Website and app data records

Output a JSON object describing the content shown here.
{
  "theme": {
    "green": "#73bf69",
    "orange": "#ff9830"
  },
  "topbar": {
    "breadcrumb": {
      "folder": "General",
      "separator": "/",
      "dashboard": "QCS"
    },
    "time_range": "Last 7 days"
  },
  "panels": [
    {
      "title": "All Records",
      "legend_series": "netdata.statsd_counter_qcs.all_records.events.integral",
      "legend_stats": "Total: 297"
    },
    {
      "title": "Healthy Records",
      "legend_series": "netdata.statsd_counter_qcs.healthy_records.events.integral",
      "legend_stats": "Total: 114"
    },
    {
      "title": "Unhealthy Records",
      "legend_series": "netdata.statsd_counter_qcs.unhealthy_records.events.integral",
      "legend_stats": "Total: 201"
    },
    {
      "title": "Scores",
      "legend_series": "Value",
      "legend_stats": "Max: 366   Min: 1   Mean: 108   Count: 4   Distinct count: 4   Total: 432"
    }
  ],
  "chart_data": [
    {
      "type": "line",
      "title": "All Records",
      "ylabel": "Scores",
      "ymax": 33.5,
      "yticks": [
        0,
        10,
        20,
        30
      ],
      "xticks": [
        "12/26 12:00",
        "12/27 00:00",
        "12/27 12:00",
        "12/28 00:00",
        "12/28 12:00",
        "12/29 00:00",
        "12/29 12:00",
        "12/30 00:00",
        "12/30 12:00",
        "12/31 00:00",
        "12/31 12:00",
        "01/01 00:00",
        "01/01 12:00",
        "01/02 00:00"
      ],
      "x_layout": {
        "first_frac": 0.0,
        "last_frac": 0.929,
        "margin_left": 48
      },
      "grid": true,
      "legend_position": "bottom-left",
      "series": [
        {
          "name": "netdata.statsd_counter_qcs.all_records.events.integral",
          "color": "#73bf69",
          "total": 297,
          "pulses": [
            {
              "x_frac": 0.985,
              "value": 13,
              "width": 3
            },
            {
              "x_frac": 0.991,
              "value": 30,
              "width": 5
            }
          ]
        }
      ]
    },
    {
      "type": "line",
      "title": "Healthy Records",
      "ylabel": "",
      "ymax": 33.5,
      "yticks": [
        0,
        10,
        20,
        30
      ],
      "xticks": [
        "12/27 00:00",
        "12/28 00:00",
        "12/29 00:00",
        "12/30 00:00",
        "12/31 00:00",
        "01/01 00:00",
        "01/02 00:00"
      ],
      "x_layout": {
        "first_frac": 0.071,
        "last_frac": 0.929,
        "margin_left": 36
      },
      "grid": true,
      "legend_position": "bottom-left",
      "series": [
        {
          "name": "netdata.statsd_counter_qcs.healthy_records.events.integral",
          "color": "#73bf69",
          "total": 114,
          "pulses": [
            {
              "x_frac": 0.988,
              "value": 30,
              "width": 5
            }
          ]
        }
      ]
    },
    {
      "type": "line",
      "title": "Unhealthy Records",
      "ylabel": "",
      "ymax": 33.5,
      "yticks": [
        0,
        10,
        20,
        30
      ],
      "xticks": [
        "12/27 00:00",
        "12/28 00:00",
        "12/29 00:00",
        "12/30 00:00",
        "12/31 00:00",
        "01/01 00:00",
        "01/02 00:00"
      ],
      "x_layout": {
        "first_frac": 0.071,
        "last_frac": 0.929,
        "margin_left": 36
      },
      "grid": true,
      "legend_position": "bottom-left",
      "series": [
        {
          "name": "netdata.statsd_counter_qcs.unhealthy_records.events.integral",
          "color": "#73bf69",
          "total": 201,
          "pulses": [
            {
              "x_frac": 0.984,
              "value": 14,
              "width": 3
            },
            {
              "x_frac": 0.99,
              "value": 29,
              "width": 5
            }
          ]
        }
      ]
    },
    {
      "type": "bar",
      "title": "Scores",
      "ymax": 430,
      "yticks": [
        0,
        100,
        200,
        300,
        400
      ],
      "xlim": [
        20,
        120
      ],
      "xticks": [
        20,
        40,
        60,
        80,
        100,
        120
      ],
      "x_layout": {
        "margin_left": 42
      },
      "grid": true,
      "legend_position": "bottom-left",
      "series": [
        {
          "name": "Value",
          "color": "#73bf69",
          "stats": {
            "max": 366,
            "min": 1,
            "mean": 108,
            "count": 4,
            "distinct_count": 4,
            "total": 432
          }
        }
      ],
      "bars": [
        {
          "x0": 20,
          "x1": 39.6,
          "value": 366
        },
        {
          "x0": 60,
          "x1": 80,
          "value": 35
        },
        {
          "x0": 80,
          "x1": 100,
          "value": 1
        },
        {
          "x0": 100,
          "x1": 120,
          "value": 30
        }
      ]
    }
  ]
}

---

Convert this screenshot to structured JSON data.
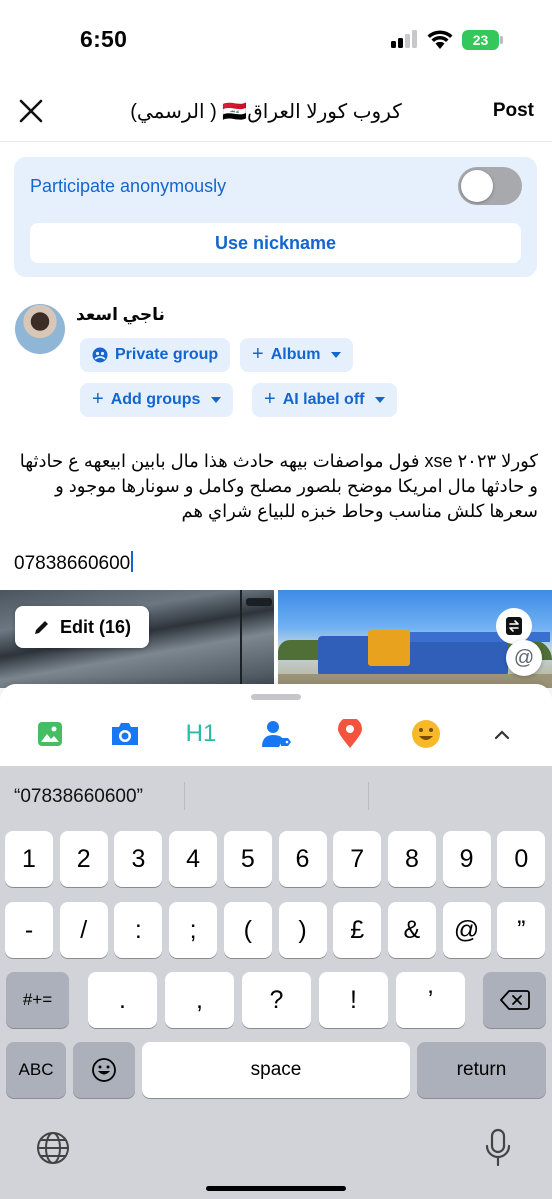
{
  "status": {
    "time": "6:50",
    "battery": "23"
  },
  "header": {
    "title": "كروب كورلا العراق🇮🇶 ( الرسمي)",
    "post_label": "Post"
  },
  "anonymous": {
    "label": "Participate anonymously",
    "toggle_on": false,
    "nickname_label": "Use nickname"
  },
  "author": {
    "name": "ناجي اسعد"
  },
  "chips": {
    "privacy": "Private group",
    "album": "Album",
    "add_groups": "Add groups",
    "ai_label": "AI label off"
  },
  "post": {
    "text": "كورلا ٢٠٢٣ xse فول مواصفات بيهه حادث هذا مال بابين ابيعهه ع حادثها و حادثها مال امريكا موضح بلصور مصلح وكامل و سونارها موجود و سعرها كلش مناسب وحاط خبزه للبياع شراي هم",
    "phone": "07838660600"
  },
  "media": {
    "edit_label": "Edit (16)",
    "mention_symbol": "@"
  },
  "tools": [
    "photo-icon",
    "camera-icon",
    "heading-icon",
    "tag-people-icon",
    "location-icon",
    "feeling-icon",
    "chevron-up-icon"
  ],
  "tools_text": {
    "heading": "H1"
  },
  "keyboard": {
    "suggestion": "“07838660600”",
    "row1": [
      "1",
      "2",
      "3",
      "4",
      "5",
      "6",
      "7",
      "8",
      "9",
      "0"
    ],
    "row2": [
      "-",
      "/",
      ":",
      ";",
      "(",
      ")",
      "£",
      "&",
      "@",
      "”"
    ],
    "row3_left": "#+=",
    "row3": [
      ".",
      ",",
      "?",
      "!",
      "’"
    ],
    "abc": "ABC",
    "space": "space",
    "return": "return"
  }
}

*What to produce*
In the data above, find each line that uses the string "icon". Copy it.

*Output for this task*
    "photo-icon",
    "camera-icon",
    "heading-icon",
    "tag-people-icon",
    "location-icon",
    "feeling-icon",
    "chevron-up-icon"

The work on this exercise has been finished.